"'Combination of Vehicles.' Every combination of motor vehicle and trailer or motor vehicle and semi-trailer the principal use of which is the transportation of commodities, merchandise, produce, freight or animals."
For the purposes of this opinion, we shall assume, without deciding, that the phrase "vehicles in combination" means what Rem. Supp. 1943, section 6312-1 (g) says that "combination of vehicles" means. The above definition is only descriptive of the arrangement and type of vehicles that constitute a combination. Vehicles within a combination are still vehicles. This definition had been in vogue eight years before the enactment of chapter 269, and thus, we feel that the quoted portion of section 32 above must be construed with reference to this established definition.

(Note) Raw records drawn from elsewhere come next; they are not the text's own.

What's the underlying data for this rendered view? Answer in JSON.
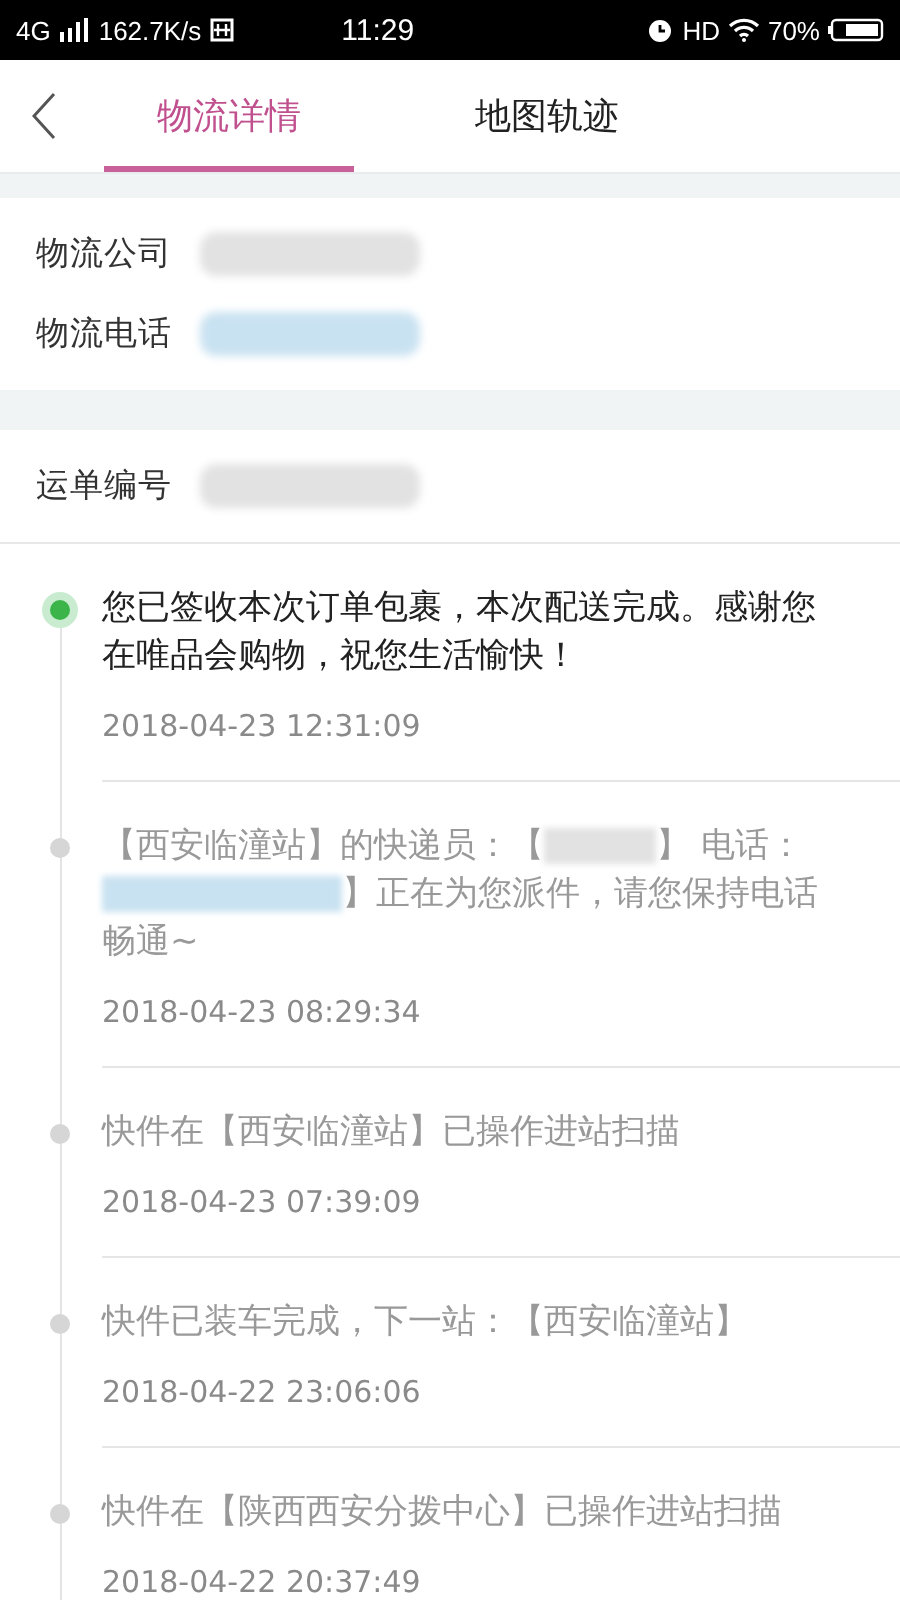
{
  "status_bar": {
    "network": "4G",
    "speed": "162.7K/s",
    "time": "11:29",
    "hd": "HD",
    "battery": "70%"
  },
  "tabs": [
    {
      "label": "物流详情",
      "selected": true
    },
    {
      "label": "地图轨迹",
      "selected": false
    }
  ],
  "carrier_info": [
    {
      "label": "物流公司",
      "kind": "text"
    },
    {
      "label": "物流电话",
      "kind": "phone"
    }
  ],
  "waybill": {
    "label": "运单编号"
  },
  "events": [
    {
      "current": true,
      "parts": [
        {
          "kind": "text",
          "text": "您已签收本次订单包裹，本次配送完成。感谢您在唯品会购物，祝您生活愉快！"
        }
      ],
      "time": "2018-04-23 12:31:09"
    },
    {
      "current": false,
      "parts": [
        {
          "kind": "text",
          "text": "【西安临潼站】的快递员：【"
        },
        {
          "kind": "redacted"
        },
        {
          "kind": "text",
          "text": "】 电话："
        },
        {
          "kind": "redacted_phone"
        },
        {
          "kind": "text",
          "text": "】正在为您派件，请您保持电话畅通~"
        }
      ],
      "time": "2018-04-23 08:29:34"
    },
    {
      "current": false,
      "parts": [
        {
          "kind": "text",
          "text": "快件在【西安临潼站】已操作进站扫描"
        }
      ],
      "time": "2018-04-23 07:39:09"
    },
    {
      "current": false,
      "parts": [
        {
          "kind": "text",
          "text": "快件已装车完成，下一站：【西安临潼站】"
        }
      ],
      "time": "2018-04-22 23:06:06"
    },
    {
      "current": false,
      "parts": [
        {
          "kind": "text",
          "text": "快件在【陕西西安分拨中心】已操作进站扫描"
        }
      ],
      "time": "2018-04-22 20:37:49"
    }
  ]
}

Accordingly, we feel that the excess weight payments of section 32 apply to any vehicle that is over the legal limit, whether within, or without, a combination. In our view, any other interpretation would authorize and encourage loading practices in violation of the spirit and the purpose of chapter 269.
To conclude that a vehicle is not subject to excess weight payments, although over the legal limit, when it is within a combination, but is subject to such payments when not within a combination, is inconsistent, and is not, to our way of thinking, the intention of section 32.
Very truly yours,
ROBERT L. SIMPSON
Assistant Attorney General